As humanity’s hubbub slows due to the coronavirus pandemic, some wildlife is benefiting: Roadkill has taken a precipitous drop in parts of the United States.
During the peak of the lockdowns in March and April, traffic on U.S. roads fell by as much as 73 percent. During that same period, fatal collisions with deer, elk, moose, bears, mountain lions, and other large wild animals fell by as much as 58 percent. Road deaths of dogs, sheep, and other domestic animals show a similar plunge.
"The longer it lasts, the more animals that would have died are not dying," says Fraser Shilling, co-director of the University of California, Davis Road Ecology Center and lead author of the report, which was released June 26.
If the current slowdown lingers and nationwide traffic remains on average 50 percent lower for a year, Shilling says, “then that’s 500 million vertebrates that aren’t killed on roads and highways. It's certainly not a small thing for wildlife.”
The study underscores the profound effects that roads and traffic can have on the functioning of ecosystem. “The very fabric of nature is threatened by this one [change]," Shilling adds.
Large predators play a crucial role in balancing ecosystems. The researchers took a close look at California’s mountain lions, which are in steep decline in many parts of the state due to habitat fragmentation by roads—leading to vehicle deaths and inbreeding among cut-off populations. Statistics from the 10 weeks before and after the lockdowns began show the number of mountain lions killed by cars fell by 58 percent—from around two deaths per week to less than one. (Read more about these ‘ghost cats.’)
“In this case, there’s a tiny, tiny silver lining of the coronavirus that has slowed cars down or has reduced the number of cars,” says Winston Vickers, a wildlife research veterinarian who directs the California Mountain Lion Project at the UC Davis Wildlife Health Center.
“That may reduce the mortality a little bit in this particular year,” he says. If the current traffic trend holds for a year, the report notes, 50 mountain lion deaths could be prevented in California.
Less roadkill is good for all
For the study, Shilling and colleagues analyzed roadkill data in California, Idaho, and Maine, states that each have comprehensive wildlife-collision reporting programs.

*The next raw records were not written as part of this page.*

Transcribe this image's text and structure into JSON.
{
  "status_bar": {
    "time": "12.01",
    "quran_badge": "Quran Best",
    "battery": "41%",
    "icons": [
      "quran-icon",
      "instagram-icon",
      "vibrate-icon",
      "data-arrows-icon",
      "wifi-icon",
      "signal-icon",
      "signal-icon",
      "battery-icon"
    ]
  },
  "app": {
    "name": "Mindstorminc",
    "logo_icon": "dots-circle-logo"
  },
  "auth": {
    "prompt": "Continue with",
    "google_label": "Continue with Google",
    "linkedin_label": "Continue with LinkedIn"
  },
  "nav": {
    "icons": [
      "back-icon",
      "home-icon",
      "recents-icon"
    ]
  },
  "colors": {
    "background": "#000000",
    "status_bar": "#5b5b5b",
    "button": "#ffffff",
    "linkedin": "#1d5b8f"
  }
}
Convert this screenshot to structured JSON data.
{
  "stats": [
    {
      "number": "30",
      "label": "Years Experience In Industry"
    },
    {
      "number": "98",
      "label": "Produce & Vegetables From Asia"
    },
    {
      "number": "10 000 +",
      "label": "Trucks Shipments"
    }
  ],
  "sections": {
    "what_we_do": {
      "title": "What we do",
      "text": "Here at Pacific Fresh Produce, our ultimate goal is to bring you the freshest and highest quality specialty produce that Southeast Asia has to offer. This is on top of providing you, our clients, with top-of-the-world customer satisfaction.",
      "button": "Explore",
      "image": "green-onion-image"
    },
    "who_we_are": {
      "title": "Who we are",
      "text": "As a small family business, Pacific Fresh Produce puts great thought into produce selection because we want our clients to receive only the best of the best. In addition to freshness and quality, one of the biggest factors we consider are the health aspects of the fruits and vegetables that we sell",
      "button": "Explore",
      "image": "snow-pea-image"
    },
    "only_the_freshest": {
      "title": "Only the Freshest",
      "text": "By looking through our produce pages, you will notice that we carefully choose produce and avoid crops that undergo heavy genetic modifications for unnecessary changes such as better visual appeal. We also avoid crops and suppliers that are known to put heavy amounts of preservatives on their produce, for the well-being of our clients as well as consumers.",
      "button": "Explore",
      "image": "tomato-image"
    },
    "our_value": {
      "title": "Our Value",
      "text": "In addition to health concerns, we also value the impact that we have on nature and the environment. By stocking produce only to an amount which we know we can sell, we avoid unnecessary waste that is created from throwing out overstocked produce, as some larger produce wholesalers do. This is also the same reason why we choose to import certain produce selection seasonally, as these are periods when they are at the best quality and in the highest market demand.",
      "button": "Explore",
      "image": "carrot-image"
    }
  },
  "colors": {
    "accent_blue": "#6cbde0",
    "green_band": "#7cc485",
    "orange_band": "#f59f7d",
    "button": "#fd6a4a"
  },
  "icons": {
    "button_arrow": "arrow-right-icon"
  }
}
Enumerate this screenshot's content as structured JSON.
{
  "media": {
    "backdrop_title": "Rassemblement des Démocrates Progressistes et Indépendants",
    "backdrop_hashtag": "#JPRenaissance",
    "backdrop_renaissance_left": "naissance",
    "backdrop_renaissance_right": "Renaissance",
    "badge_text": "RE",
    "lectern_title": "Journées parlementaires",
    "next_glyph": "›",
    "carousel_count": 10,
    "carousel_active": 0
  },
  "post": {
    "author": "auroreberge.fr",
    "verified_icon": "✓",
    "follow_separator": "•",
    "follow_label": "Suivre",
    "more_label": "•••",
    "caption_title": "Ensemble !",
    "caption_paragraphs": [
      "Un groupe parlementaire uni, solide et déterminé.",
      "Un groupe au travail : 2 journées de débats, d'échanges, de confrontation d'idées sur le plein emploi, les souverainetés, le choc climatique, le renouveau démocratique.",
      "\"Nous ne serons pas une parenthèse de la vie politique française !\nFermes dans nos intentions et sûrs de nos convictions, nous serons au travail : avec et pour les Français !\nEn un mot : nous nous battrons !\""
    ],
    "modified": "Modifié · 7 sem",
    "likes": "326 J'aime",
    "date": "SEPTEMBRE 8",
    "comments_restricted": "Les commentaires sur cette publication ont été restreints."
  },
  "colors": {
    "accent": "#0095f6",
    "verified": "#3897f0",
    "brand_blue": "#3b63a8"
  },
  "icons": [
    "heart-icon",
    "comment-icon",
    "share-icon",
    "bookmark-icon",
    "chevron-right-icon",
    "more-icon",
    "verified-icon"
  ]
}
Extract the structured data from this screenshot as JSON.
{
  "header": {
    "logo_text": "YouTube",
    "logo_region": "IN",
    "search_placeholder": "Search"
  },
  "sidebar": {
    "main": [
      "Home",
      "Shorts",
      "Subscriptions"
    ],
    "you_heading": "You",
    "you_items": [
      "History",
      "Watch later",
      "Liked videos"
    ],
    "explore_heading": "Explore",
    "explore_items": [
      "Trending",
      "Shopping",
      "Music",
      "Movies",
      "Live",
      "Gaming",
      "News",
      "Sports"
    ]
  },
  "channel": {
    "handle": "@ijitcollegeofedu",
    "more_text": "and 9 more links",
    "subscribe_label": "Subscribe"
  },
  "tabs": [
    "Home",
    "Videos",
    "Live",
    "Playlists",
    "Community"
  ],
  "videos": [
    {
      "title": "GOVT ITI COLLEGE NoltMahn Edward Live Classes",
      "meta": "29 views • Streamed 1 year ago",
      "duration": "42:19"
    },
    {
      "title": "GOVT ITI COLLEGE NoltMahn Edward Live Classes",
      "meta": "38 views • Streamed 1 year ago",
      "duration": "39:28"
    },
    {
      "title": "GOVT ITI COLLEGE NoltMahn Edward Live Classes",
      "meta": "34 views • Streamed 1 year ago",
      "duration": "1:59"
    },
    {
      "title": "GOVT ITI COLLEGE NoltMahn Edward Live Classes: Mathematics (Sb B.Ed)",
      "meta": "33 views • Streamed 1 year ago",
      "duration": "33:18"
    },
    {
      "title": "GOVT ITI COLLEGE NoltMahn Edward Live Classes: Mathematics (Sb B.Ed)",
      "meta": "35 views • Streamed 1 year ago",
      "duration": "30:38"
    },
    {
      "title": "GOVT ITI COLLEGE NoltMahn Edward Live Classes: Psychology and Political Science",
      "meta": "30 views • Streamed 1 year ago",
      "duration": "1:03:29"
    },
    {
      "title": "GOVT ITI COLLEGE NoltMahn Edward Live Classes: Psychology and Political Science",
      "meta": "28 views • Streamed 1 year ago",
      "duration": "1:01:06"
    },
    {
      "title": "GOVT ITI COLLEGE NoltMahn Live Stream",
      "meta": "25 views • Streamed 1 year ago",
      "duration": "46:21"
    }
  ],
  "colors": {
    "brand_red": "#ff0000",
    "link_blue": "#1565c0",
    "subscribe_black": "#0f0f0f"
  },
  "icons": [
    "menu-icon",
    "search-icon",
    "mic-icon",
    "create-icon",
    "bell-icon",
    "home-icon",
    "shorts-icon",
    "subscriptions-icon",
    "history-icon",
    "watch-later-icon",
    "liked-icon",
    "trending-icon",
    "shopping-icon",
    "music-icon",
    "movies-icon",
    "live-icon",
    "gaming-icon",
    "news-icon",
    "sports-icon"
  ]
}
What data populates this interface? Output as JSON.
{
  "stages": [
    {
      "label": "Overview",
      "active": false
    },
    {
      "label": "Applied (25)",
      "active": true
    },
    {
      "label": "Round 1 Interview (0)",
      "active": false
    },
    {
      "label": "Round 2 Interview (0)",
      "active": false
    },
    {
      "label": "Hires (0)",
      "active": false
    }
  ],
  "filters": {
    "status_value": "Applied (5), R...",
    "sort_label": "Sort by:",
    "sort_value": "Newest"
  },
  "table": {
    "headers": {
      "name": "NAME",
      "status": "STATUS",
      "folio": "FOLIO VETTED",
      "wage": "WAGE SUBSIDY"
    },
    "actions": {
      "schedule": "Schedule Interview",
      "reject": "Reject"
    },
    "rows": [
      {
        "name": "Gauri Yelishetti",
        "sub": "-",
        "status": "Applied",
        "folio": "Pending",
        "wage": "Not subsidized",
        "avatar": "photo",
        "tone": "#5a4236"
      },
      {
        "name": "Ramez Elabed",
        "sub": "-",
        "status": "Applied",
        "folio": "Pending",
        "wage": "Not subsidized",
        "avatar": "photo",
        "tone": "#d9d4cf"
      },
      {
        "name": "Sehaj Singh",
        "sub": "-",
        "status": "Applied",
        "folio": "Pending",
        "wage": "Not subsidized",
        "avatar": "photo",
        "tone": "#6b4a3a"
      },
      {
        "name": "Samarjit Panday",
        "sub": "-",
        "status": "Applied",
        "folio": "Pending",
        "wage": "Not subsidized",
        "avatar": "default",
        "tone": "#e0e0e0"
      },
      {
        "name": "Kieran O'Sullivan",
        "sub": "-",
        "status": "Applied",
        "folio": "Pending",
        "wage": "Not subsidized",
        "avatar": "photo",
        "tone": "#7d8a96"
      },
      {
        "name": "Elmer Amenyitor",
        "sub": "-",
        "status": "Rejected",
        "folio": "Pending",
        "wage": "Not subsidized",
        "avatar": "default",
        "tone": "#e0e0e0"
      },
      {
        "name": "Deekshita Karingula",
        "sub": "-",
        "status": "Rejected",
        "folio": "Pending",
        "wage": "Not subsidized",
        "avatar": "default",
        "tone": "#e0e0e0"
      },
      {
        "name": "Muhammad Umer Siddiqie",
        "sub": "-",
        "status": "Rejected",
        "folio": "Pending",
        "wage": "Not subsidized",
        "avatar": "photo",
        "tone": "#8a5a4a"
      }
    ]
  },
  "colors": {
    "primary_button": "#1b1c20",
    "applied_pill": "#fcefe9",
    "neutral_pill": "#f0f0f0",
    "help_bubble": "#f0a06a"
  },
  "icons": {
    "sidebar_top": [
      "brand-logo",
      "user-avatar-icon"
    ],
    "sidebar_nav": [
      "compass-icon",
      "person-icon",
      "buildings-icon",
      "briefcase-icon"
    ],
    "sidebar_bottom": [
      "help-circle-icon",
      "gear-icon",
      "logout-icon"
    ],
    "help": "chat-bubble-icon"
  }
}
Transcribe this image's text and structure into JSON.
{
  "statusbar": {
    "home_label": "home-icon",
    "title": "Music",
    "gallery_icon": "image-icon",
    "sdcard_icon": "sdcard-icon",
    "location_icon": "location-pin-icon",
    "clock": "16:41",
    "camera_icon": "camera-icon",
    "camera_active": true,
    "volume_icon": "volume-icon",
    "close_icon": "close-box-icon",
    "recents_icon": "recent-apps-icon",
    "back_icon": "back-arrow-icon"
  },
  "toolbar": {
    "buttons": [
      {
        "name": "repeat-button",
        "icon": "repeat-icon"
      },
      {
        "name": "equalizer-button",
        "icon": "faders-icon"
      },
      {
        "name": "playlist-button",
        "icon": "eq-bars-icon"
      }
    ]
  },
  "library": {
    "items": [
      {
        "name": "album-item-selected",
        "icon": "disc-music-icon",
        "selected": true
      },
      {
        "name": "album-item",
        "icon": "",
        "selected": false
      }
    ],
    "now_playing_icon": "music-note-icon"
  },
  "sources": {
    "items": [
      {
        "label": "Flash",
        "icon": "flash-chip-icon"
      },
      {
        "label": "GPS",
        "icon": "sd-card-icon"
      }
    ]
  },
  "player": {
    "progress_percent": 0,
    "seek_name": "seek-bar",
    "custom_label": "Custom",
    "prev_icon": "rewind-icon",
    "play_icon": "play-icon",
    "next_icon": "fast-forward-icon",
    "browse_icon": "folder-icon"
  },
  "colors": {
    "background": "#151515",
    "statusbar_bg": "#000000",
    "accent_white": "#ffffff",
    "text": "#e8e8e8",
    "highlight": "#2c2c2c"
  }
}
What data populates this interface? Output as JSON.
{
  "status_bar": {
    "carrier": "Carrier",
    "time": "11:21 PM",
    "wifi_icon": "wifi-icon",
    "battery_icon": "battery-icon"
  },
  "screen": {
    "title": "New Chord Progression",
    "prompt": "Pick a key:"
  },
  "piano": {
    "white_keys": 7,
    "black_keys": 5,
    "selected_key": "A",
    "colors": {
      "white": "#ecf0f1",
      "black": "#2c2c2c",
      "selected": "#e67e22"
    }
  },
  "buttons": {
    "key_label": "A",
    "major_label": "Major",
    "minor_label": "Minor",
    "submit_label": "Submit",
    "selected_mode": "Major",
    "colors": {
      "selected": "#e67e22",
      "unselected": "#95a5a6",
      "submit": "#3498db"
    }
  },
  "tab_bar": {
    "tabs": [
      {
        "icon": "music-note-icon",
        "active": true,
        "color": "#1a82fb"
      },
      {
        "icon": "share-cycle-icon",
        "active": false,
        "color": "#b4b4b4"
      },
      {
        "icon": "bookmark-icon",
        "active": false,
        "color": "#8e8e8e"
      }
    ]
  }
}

In California, where the bulk of the reported large animal roadkill is deer, the number of deaths declined by 21 percent between early March and mid-April, from 8.4 to 6.6 per day. In Idaho, where the road-killed species are mostly deer and elk, deaths fell 38 percent, from 8.7 to 5.4 per day. And in Maine, where deer and moose top the list, fatal wildlife crashes dropped by 45 percent, from 15.2 to 8.4 animal deaths per day. (Read about how roadkill can inform science.)
These reductions in roadkill aren’t good only for wildlife: Across the country, an estimated 200 people die in car crashes with animals each year, according to the National Highway Traffic Safety Administration.
In a recent article in Nature, a group of scientists suggest calling the current curtailment of human activity the “anthropause.” It’s a stark reminder, they say, that many animals flourish when people aren’t around to encroach upon habitats. The abundance of wildlife in the exclusion zones around Chernobyl, Korea’s DMZ, and other abandoned places attests to this phenomenon.
U.S. traffic levels are already back to roughly half (or more) of what they were before the pandemic began, says Shilling. Although there could be further lockdowns in the future if coronavirus cases continue to surge as they’re doing now, when traffic eventually returns to normal, wildlife-people collisions will likely return to the same rate, he says.
The UC Davis study is consequential because it can help people appreciate the importance of making highways safer for wildlife, says Renee Seidler, a former road ecologist for the state of Idaho and now executive director of the Jackson Hole Wildlife Foundation in Wyoming.
Solutions for mitigating wildlife-people collisions include fencing off roads and building bridges or tunnels for animals to cross safely, Seidler says. (Read how wildlife bridges make animals safer.)
“It’s expensive, it’s a huge change on the landscape, it can be really stressful for the animals at some level,” she says. “But it may be one of the best solutions, because human nature is incredibly hard to change. It’s way easier to change wildlife behaviors.”